In 2019, the artist and designer Alex Proba started a project called Little Proba that holds art-making classes for children, and in its latest project, it partnered with the Toni Garrn Foundation to host a workshop for girls in Ghana. They created artworks that Proba then translated into some extremely cool rugs and posters, with all the proceeds going back to the girls themselves. Shop the full series here.
Back in May, the design duo Pettersen & Hein launched a project with Camilla Schmidt called Between Objects, whose first project was a digital exhibition of 38 designers riffing on the potential of the cup. This month, the exhibition launched IRL at QB gallery in Oslo, with some new additions as well. The pieces featured above are by, from top, Johanne Marie Jensen, Pettersen & Hein themselves, and Tron Meyer. Our old friends Greece is For Lovers recently curated a collection of their peers’ work for Adorno, which will be exhibited in Athens sometime next year. We really like these so-called “glazescapes” by Melina Xenaki, which are one-of-a-kind and meant to be hung on the wall.
The second show by Max Radford’s new outfit the Radford Gallery, Cold Sheets, took place earlier this month and featured the work of six designers in sleek glass and metal. The pieces shown above are, from top, lamps by EJR Barnes (left two) and Amelia Stevens (right), desk by EJR Barnes, sculpture by Jean-Baptiste Coulombs, and foot rest by Eddie Olin.

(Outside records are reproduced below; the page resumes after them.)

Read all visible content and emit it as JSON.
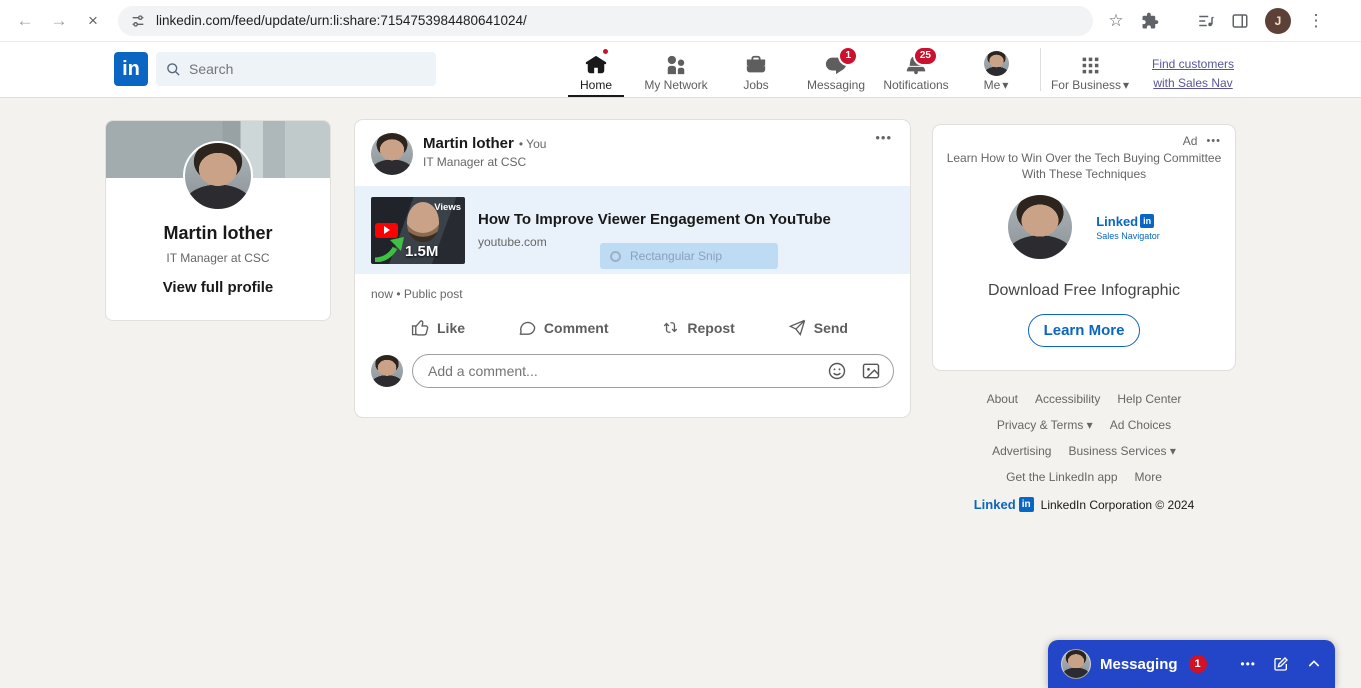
{
  "colors": {
    "linkedin_blue": "#0a66c2",
    "badge_red": "#cb112d",
    "page_background": "#f4f2ee",
    "messaging_bar_blue": "#2346c8",
    "preview_strip_blue": "#e9f2fa"
  },
  "icons": {
    "back": "←",
    "forward": "→",
    "stop": "×",
    "bookmark_star": "☆",
    "menu_dots_vertical": "⋮",
    "dots_horizontal": "•••",
    "chevron_down": "▾"
  },
  "browser": {
    "url": "linkedin.com/feed/update/urn:li:share:7154753984480641024/",
    "avatar_initial": "J"
  },
  "header": {
    "logo": "in",
    "search_placeholder": "Search",
    "nav_items": [
      {
        "label": "Home"
      },
      {
        "label": "My Network"
      },
      {
        "label": "Jobs"
      },
      {
        "label": "Messaging",
        "badge": "1"
      },
      {
        "label": "Notifications",
        "badge": "25"
      },
      {
        "label": "Me"
      }
    ],
    "for_business": "For Business",
    "sales_nav": "Find customers with Sales Nav"
  },
  "profile_card": {
    "name": "Martin lother",
    "headline": "IT Manager at CSC",
    "view_profile": "View full profile"
  },
  "post": {
    "author": "Martin lother",
    "author_badge": "• You",
    "author_headline": "IT Manager at CSC",
    "thumbnail": {
      "views_label": "Views",
      "views_value": "1.5M"
    },
    "link_title": "How To Improve Viewer Engagement On YouTube",
    "link_domain": "youtube.com",
    "snip_tooltip": "Rectangular Snip",
    "meta": "now • Public post",
    "actions": [
      {
        "label": "Like"
      },
      {
        "label": "Comment"
      },
      {
        "label": "Repost"
      },
      {
        "label": "Send"
      }
    ],
    "comment_placeholder": "Add a comment..."
  },
  "ad": {
    "label": "Ad",
    "body": "Learn How to Win Over the Tech Buying Committee With These Techniques",
    "logo_word": "Linked",
    "logo_square": "in",
    "logo_product": "Sales Navigator",
    "cta_text": "Download Free Infographic",
    "button_label": "Learn More"
  },
  "footer": {
    "rows": [
      [
        "About",
        "Accessibility",
        "Help Center"
      ],
      [
        "Privacy & Terms ▾",
        "Ad Choices"
      ],
      [
        "Advertising",
        "Business Services ▾"
      ],
      [
        "Get the LinkedIn app",
        "More"
      ]
    ],
    "logo_word": "Linked",
    "logo_square": "in",
    "copyright": "LinkedIn Corporation © 2024"
  },
  "messaging_panel": {
    "title": "Messaging",
    "badge": "1"
  }
}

For his second solo show at Volume Gallery, which closed today, the Chicago-based Korean designer Sung Jang paired rough-hewn found stones with more linear, rational bases made from wood, brass, and resin. “The deliberate combinations are analogous to humanity’s relationship with nature — the rock and the base representing nature meeting human reasoning,” the gallery writes. “With their light touch, the pieces reflect a traditional Korean dynamic with nature, one of appreciation and respect.”